Data to use below:

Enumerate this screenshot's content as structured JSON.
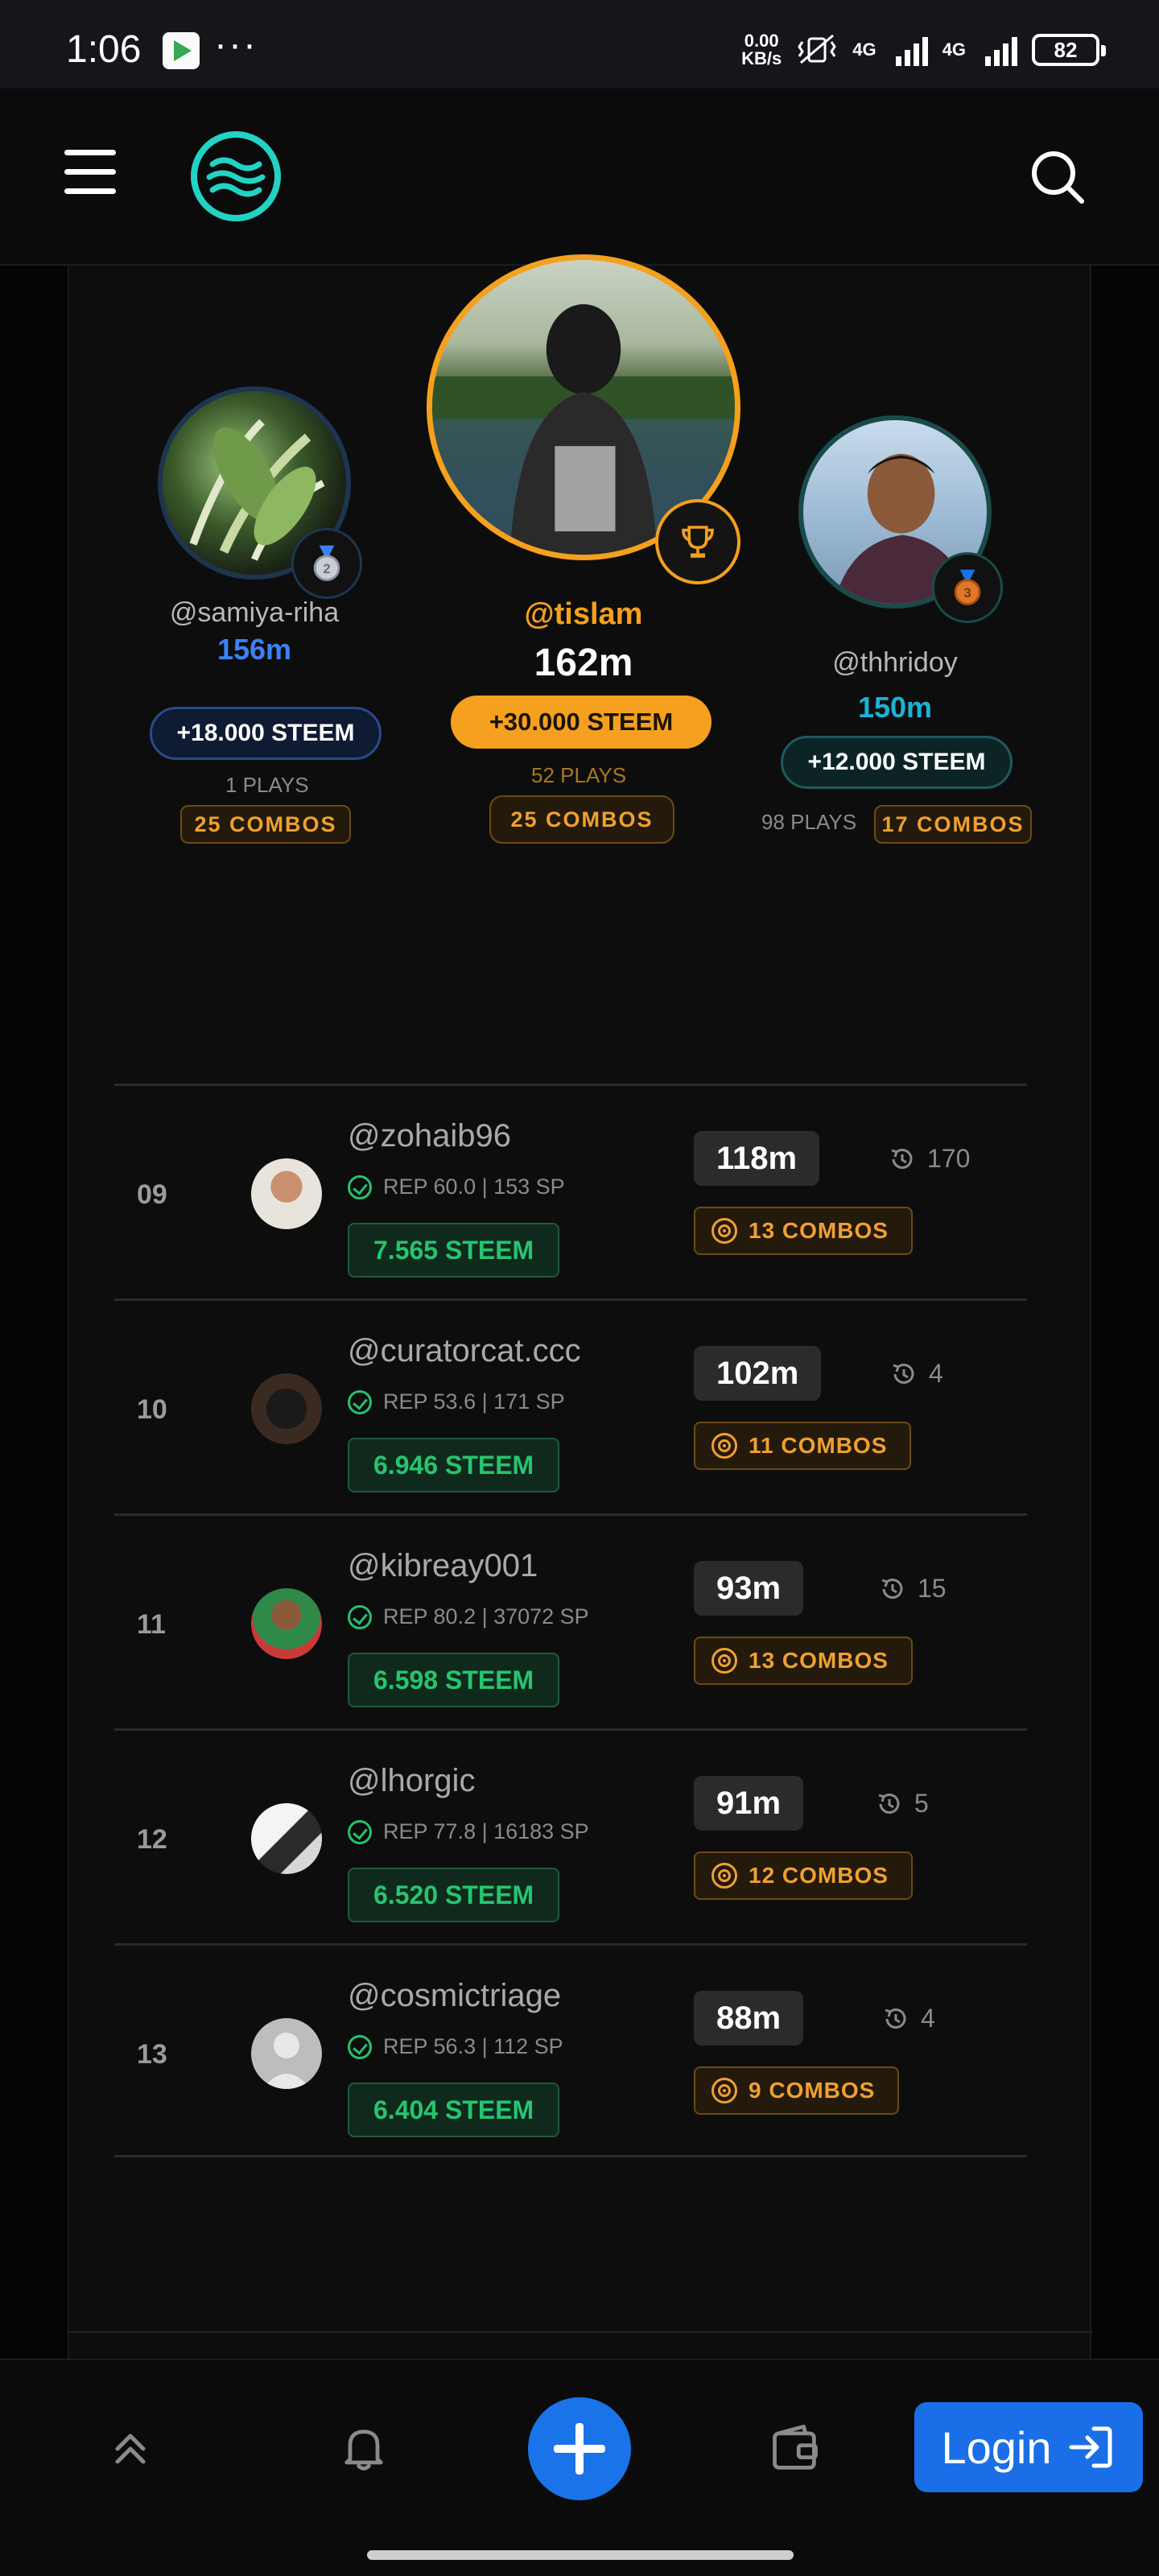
{
  "status_bar": {
    "time": "1:06",
    "dots": "···",
    "speed_value": "0.00",
    "speed_unit": "KB/s",
    "network_1": "4G",
    "network_2": "4G",
    "battery": "82"
  },
  "header": {
    "menu_icon": "hamburger-menu-icon",
    "logo_icon": "wave-logo-icon",
    "search_icon": "search-icon"
  },
  "podium": {
    "second": {
      "username": "@samiya-riha",
      "score": "156m",
      "reward": "+18.000 STEEM",
      "plays": "1 PLAYS",
      "combos": "25 COMBOS",
      "medal": "2"
    },
    "first": {
      "username": "@tislam",
      "score": "162m",
      "reward": "+30.000 STEEM",
      "plays": "52 PLAYS",
      "combos": "25 COMBOS"
    },
    "third": {
      "username": "@thhridoy",
      "score": "150m",
      "reward": "+12.000 STEEM",
      "plays": "98 PLAYS",
      "combos": "17 COMBOS",
      "medal": "3"
    }
  },
  "leaderboard": [
    {
      "rank": "09",
      "username": "@zohaib96",
      "rep": "REP 60.0 | 153 SP",
      "steem": "7.565 STEEM",
      "score": "118m",
      "plays": "170",
      "combos": "13 COMBOS"
    },
    {
      "rank": "10",
      "username": "@curatorcat.ccc",
      "rep": "REP 53.6 | 171 SP",
      "steem": "6.946 STEEM",
      "score": "102m",
      "plays": "4",
      "combos": "11 COMBOS"
    },
    {
      "rank": "11",
      "username": "@kibreay001",
      "rep": "REP 80.2 | 37072 SP",
      "steem": "6.598 STEEM",
      "score": "93m",
      "plays": "15",
      "combos": "13 COMBOS"
    },
    {
      "rank": "12",
      "username": "@lhorgic",
      "rep": "REP 77.8 | 16183 SP",
      "steem": "6.520 STEEM",
      "score": "91m",
      "plays": "5",
      "combos": "12 COMBOS"
    },
    {
      "rank": "13",
      "username": "@cosmictriage",
      "rep": "REP 56.3 | 112 SP",
      "steem": "6.404 STEEM",
      "score": "88m",
      "plays": "4",
      "combos": "9 COMBOS"
    }
  ],
  "bottom_nav": {
    "login_label": "Login"
  },
  "colors": {
    "gold": "#f5a01e",
    "silver_blue": "#3b82f6",
    "teal": "#1ab3d6",
    "steem_green": "#27c46f",
    "combo_orange": "#f0a030",
    "accent_blue": "#1a73e8"
  }
}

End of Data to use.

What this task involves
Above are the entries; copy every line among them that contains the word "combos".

Your solution
      "combos": "25 COMBOS",
      "combos": "25 COMBOS"
      "combos": "17 COMBOS",
      "combos": "13 COMBOS"
      "combos": "11 COMBOS"
      "combos": "13 COMBOS"
      "combos": "12 COMBOS"
      "combos": "9 COMBOS"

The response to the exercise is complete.